For the entries below, report every line that includes the word "name".

(Stored entries)
• • •

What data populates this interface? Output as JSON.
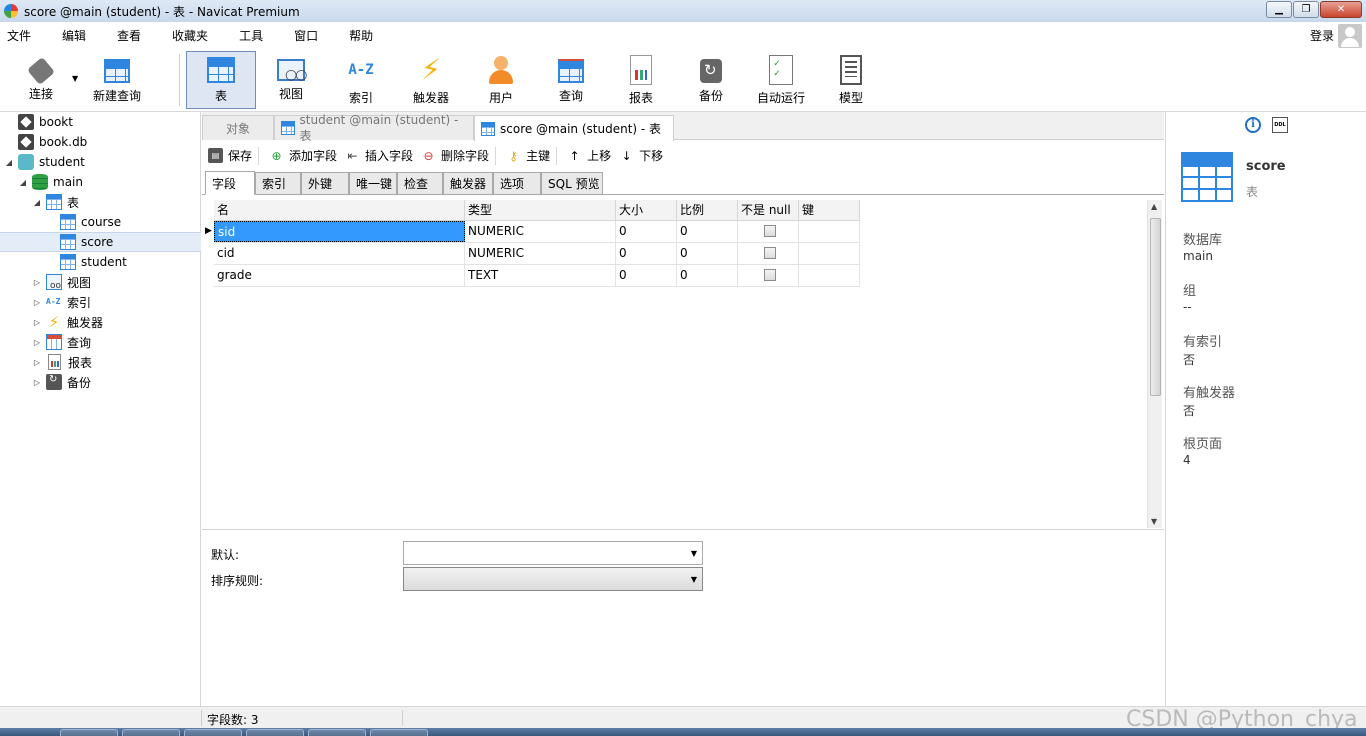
{
  "window": {
    "title": "score @main (student) - 表 - Navicat Premium",
    "close_glyph": "✕",
    "min_glyph": "▁",
    "max_glyph": "❐"
  },
  "menu": [
    "文件",
    "编辑",
    "查看",
    "收藏夹",
    "工具",
    "窗口",
    "帮助"
  ],
  "login_label": "登录",
  "toolbar": [
    {
      "label": "连接",
      "icon": "plug-icon"
    },
    {
      "label": "新建查询",
      "icon": "new-query-icon"
    },
    {
      "label": "表",
      "icon": "table-icon",
      "active": true
    },
    {
      "label": "视图",
      "icon": "view-icon"
    },
    {
      "label": "索引",
      "icon": "index-icon",
      "glyph": "A-Z"
    },
    {
      "label": "触发器",
      "icon": "trigger-icon",
      "glyph": "⚡"
    },
    {
      "label": "用户",
      "icon": "user-icon"
    },
    {
      "label": "查询",
      "icon": "query-icon"
    },
    {
      "label": "报表",
      "icon": "report-icon"
    },
    {
      "label": "备份",
      "icon": "backup-icon"
    },
    {
      "label": "自动运行",
      "icon": "automation-icon"
    },
    {
      "label": "模型",
      "icon": "model-icon"
    }
  ],
  "nav_tree": [
    {
      "label": "bookt",
      "icon": "sqlite-db-icon"
    },
    {
      "label": "book.db",
      "icon": "sqlite-db-icon"
    },
    {
      "label": "student",
      "icon": "sqlite-connection-icon",
      "arrow": "◢"
    },
    {
      "label": "main",
      "icon": "database-icon",
      "arrow": "◢"
    },
    {
      "label": "表",
      "icon": "table-folder-icon",
      "arrow": "◢"
    },
    {
      "label": "course",
      "icon": "table-icon"
    },
    {
      "label": "score",
      "icon": "table-icon",
      "selected": true
    },
    {
      "label": "student",
      "icon": "table-icon"
    },
    {
      "label": "视图",
      "icon": "view-icon",
      "arrow": "▷"
    },
    {
      "label": "索引",
      "icon": "index-icon",
      "arrow": "▷",
      "glyph": "A-Z"
    },
    {
      "label": "触发器",
      "icon": "trigger-icon",
      "arrow": "▷",
      "glyph": "⚡"
    },
    {
      "label": "查询",
      "icon": "query-icon",
      "arrow": "▷"
    },
    {
      "label": "报表",
      "icon": "report-icon",
      "arrow": "▷"
    },
    {
      "label": "备份",
      "icon": "backup-icon",
      "arrow": "▷"
    }
  ],
  "doc_tabs": [
    {
      "label": "对象"
    },
    {
      "label": "student @main (student) - 表"
    },
    {
      "label": "score @main (student) - 表",
      "active": true
    }
  ],
  "editor_toolbar": [
    {
      "label": "保存",
      "icon": "save-icon",
      "glyph": "💾"
    },
    {
      "label": "添加字段",
      "icon": "add-field-icon",
      "glyph": "⊕"
    },
    {
      "label": "插入字段",
      "icon": "insert-field-icon",
      "glyph": "⇤"
    },
    {
      "label": "删除字段",
      "icon": "delete-field-icon",
      "glyph": "⊖"
    },
    {
      "label": "主键",
      "icon": "key-icon",
      "glyph": "🔑"
    },
    {
      "label": "上移",
      "icon": "arrow-up-icon",
      "glyph": "↑"
    },
    {
      "label": "下移",
      "icon": "arrow-down-icon",
      "glyph": "↓"
    }
  ],
  "sub_tabs": [
    "字段",
    "索引",
    "外键",
    "唯一键",
    "检查",
    "触发器",
    "选项",
    "SQL 预览"
  ],
  "grid": {
    "columns": [
      "名",
      "类型",
      "大小",
      "比例",
      "不是 null",
      "键"
    ],
    "rows": [
      {
        "name": "sid",
        "type": "NUMERIC",
        "size": "0",
        "scale": "0",
        "not_null": false,
        "key": ""
      },
      {
        "name": "cid",
        "type": "NUMERIC",
        "size": "0",
        "scale": "0",
        "not_null": false,
        "key": ""
      },
      {
        "name": "grade",
        "type": "TEXT",
        "size": "0",
        "scale": "0",
        "not_null": false,
        "key": ""
      }
    ],
    "current_row_marker": "▶"
  },
  "props": {
    "default_label": "默认:",
    "collation_label": "排序规则:",
    "caret": "▼"
  },
  "info": {
    "name": "score",
    "type": "表",
    "fields": [
      {
        "label": "数据库",
        "value": "main"
      },
      {
        "label": "组",
        "value": "--"
      },
      {
        "label": "有索引",
        "value": "否"
      },
      {
        "label": "有触发器",
        "value": "否"
      },
      {
        "label": "根页面",
        "value": "4"
      }
    ],
    "info_glyph": "i",
    "ddl_glyph": "DDL"
  },
  "status": {
    "field_count": "字段数: 3"
  },
  "watermark": "CSDN @Python_chya",
  "scroll": {
    "up": "▲",
    "down": "▼"
  }
}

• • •

Answer section
        "name": "sid",
        "name": "cid",
        "name": "grade",
    "name": "score",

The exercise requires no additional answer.